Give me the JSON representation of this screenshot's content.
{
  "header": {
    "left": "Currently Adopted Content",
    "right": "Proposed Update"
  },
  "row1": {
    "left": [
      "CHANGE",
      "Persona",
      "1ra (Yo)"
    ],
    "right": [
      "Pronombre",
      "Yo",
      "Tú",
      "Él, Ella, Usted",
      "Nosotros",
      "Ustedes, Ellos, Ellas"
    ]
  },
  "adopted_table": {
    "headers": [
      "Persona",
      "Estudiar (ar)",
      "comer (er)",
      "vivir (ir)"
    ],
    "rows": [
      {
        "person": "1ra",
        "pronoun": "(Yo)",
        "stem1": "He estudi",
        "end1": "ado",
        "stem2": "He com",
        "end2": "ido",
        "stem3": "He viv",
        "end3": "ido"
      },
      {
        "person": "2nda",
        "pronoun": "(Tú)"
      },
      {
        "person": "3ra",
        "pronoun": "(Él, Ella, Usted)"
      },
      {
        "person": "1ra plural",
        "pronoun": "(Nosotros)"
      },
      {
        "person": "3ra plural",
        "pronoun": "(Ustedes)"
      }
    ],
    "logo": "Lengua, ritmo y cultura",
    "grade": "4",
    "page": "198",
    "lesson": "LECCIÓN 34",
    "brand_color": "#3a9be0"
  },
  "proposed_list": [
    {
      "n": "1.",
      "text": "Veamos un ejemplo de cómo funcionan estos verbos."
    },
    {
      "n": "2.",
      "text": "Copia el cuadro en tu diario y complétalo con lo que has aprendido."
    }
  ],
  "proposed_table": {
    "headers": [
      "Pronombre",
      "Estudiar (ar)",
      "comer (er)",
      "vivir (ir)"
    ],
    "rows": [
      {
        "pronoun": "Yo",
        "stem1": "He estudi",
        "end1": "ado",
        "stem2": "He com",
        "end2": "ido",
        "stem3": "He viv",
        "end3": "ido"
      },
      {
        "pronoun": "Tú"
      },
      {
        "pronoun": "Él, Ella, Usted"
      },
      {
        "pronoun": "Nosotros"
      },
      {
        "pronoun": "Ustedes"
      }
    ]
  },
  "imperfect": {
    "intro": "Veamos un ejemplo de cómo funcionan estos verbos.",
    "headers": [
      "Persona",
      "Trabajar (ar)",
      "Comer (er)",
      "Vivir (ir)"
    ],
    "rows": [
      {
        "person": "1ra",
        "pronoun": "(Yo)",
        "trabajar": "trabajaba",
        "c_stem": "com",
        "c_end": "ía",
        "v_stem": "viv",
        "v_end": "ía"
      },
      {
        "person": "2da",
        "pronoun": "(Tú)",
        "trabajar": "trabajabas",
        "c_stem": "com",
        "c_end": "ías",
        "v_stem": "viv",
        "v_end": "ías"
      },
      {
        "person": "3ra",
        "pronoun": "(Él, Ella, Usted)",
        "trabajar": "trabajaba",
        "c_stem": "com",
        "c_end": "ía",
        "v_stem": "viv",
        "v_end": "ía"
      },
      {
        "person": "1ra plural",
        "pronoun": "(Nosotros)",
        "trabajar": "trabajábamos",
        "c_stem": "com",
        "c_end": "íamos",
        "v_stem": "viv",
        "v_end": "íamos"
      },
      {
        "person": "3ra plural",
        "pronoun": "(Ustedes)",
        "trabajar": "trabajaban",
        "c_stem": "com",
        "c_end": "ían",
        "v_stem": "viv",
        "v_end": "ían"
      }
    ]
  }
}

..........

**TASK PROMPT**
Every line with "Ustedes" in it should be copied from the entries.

**REPLY TO THE TASK**
      "Ustedes, Ellos, Ellas"
        "pronoun": "(Ustedes)"
        "pronoun": "Ustedes"
        "pronoun": "(Ustedes)",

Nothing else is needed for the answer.